In July of 2011, I wrote about ocean debris - in particular, abandoned fishing nets and lobster traps - which can continued to ensnare and destroy sealife long after they have been given up as lost. Once hooked on a reef or submerged wreck, fishing nets continue "ghost fishing" and can damage reefs as they get swung about in the ocean currents or swells. Off Point Loma, near San Diego, California's Mission Bay, lies the wreck, High Seas and recently, local divers succeeded in removing approximately 200 pounds of derelict fishing nets that had become snagged on the remains of the ship.
The removal operation was overseen by Ocean Defenders Alliance, a Huntington Beach-based non-profit that solicits the help of volunteer divers to remove derelict nets. When fishing boats release their nets, which can be hundreds, if not thousands, of feet in length, the sharp edges and contours of reefs and particularly shipwrecks can easily tear away large sections of the nets. Initially the nets smother resident sealife and can continue to catch fish that get wrapped up in the nets. Then, as the net begins to settle over time, smaller portions begin to batter the reef as swells or the back and forth motion of ocean currents, called surge, begin to take its toll.
Over a greater length of time, the nets can actually become part of the reef itself, with encrusting algae, anemones, and other plants and invertebrates using the net as a strata or foundation for new growth. At this point, removal of the nets may produce more damage than intended. So, in some locations, the derelict nets are monitored for deterioration that might reverse their sedentary condition and once again damage sealife with portions of loose nets subject to moving ocean conditions.
The High Seas is a 128-foot Navy vessel built near the end of WWII and later sold and converted to a fishing boat. It sank in 1970 and has collected a considerable amount of "ghost fishing" nets over the ensuing years.
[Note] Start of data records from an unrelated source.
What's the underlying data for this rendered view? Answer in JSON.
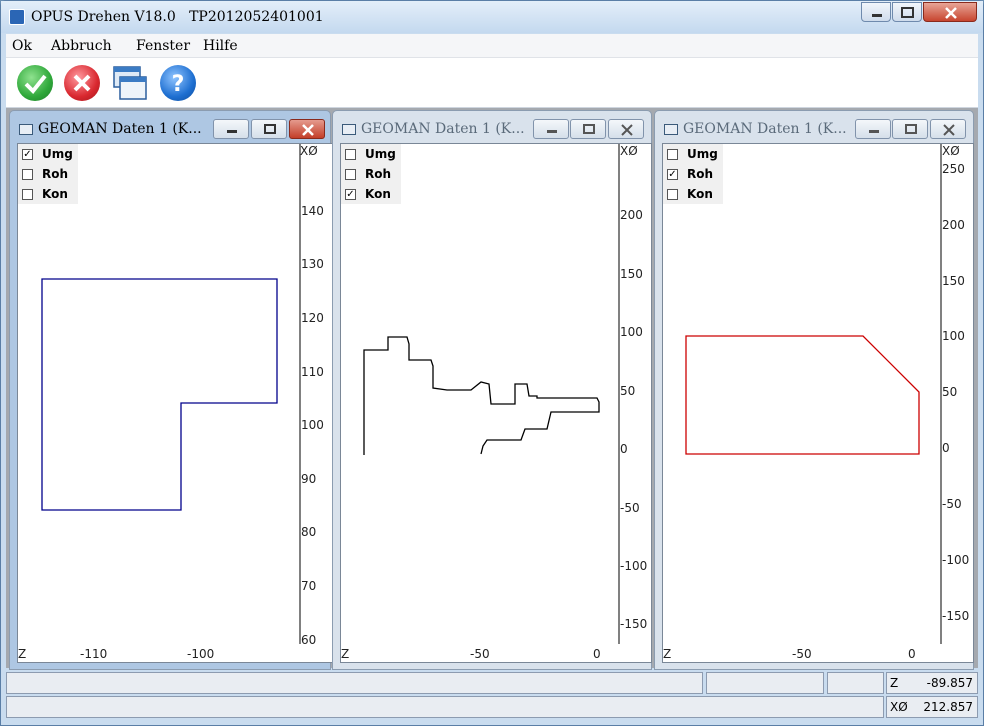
{
  "app": {
    "title": "OPUS Drehen V18.0   TP2012052401001"
  },
  "menu": {
    "items": [
      "Ok",
      "Abbruch",
      "Fenster",
      "Hilfe"
    ]
  },
  "toolbar": {
    "buttons": [
      {
        "name": "ok",
        "icon": "check-icon",
        "color": "#2fa83a"
      },
      {
        "name": "cancel",
        "icon": "x-icon",
        "color": "#d9282f"
      },
      {
        "name": "windows",
        "icon": "windows-icon",
        "color": "#3b7bc4"
      },
      {
        "name": "help",
        "icon": "question-icon",
        "color": "#1e6fd1"
      }
    ]
  },
  "children": [
    {
      "title": "GEOMAN Daten 1 (K...",
      "checkboxes": [
        {
          "label": "Umg",
          "checked": true
        },
        {
          "label": "Roh",
          "checked": false
        },
        {
          "label": "Kon",
          "checked": false
        }
      ],
      "y_label": "XØ",
      "x_label": "Z",
      "y_ticks": [
        "140",
        "130",
        "120",
        "110",
        "100",
        "90",
        "80",
        "70",
        "60"
      ],
      "x_ticks": [
        "-110",
        "-100"
      ],
      "line_color": "#00008b"
    },
    {
      "title": "GEOMAN Daten 1 (K...",
      "checkboxes": [
        {
          "label": "Umg",
          "checked": false
        },
        {
          "label": "Roh",
          "checked": false
        },
        {
          "label": "Kon",
          "checked": true
        }
      ],
      "y_label": "XØ",
      "x_label": "Z",
      "y_ticks": [
        "200",
        "150",
        "100",
        "50",
        "0",
        "-50",
        "-100",
        "-150"
      ],
      "x_ticks": [
        "-50",
        "0"
      ],
      "line_color": "#000000"
    },
    {
      "title": "GEOMAN Daten 1 (K...",
      "checkboxes": [
        {
          "label": "Umg",
          "checked": false
        },
        {
          "label": "Roh",
          "checked": true
        },
        {
          "label": "Kon",
          "checked": false
        }
      ],
      "y_label": "XØ",
      "x_label": "Z",
      "y_ticks": [
        "250",
        "200",
        "150",
        "100",
        "50",
        "0",
        "-50",
        "-100",
        "-150"
      ],
      "x_ticks": [
        "-50",
        "0"
      ],
      "line_color": "#cc0000"
    }
  ],
  "status": {
    "z_label": "Z",
    "z_value": "-89.857",
    "x_label": "XØ",
    "x_value": "212.857"
  }
}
The Ocean Defenders Alliance (ODA) and its team of volunteer divers first surveyed the wreck to determine how much net could be removed without doing unintended damage and then proceeded to lift portions of the nets with floats, which enabled them to cut away a large section more easily and safely. Since ODA works with volunteers, diver safety is a crucial issue regardless of the diver's experience level. A free-floating net is a hazard to fish and humans as well.
Here is a video taken in 2010 by a local San Diego diver, Jim Ridgway, of dives on San Diego's USS Logan and High Seas. The first part of the video focuses on the USS Logan and you can see the range of sealife, from fish to colorful anemones, that can call a shipwreck home. Then the video turns to the High Seas and you can clearly see the accumulated nets and the diver even came upon a small leopard shark caught in the netting.
Fisherman view the loss of nets as a frustrating and expensive occupational hazard. However, long after the commercial and economic loss, ghost nets can continue to exert a deadly toll on unintended sealife.
Click here to learn more about the Ocean Defenders Alliance.
Source: San Diego Reader